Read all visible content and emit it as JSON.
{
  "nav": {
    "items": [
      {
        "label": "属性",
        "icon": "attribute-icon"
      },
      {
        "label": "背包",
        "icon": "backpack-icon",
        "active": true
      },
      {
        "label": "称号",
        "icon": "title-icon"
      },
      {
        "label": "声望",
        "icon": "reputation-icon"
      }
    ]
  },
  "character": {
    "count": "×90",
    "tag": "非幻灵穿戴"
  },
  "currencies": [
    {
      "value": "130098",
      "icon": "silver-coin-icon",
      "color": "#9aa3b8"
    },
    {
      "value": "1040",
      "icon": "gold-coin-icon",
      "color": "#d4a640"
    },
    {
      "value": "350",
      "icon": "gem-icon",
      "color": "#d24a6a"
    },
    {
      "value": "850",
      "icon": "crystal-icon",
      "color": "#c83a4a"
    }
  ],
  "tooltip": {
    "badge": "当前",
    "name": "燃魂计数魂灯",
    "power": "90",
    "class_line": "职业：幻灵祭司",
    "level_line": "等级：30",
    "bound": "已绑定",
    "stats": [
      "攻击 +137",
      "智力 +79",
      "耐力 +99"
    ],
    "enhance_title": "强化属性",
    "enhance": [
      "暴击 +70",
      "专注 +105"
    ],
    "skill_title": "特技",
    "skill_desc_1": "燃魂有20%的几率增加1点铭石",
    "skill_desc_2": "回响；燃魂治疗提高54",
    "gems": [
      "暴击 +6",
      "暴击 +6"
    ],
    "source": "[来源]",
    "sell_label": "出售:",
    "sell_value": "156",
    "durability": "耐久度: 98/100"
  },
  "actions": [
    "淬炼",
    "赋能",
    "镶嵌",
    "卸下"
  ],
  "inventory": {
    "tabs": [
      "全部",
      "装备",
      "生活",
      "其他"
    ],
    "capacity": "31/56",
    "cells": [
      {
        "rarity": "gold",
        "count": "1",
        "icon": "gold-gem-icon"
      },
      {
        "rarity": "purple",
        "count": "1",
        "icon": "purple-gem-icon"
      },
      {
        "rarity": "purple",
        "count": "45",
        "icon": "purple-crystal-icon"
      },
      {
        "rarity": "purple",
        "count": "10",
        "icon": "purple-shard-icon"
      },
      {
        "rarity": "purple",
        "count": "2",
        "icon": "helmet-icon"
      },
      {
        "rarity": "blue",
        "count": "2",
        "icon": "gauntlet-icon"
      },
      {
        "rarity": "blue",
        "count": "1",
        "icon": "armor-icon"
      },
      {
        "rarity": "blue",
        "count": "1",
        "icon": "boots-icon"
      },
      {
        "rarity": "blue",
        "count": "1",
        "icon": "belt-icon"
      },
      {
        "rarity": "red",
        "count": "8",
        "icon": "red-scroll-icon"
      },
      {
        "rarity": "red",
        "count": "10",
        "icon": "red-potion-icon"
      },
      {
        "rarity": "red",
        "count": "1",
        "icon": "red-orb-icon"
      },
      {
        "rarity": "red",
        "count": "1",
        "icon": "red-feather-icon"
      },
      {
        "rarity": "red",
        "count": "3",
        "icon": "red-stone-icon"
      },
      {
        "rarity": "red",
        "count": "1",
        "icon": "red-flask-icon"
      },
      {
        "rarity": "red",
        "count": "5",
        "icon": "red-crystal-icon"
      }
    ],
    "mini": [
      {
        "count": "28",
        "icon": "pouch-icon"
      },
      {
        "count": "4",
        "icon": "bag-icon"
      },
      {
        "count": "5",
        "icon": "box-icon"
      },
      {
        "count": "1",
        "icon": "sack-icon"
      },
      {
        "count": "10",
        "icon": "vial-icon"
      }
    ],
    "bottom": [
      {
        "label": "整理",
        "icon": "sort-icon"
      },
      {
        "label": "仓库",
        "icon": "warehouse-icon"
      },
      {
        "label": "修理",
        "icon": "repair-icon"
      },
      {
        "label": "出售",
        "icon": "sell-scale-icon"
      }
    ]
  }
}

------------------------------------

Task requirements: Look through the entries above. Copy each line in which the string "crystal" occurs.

Exercise solution:
      "icon": "crystal-icon",
        "icon": "purple-crystal-icon"
        "icon": "red-crystal-icon"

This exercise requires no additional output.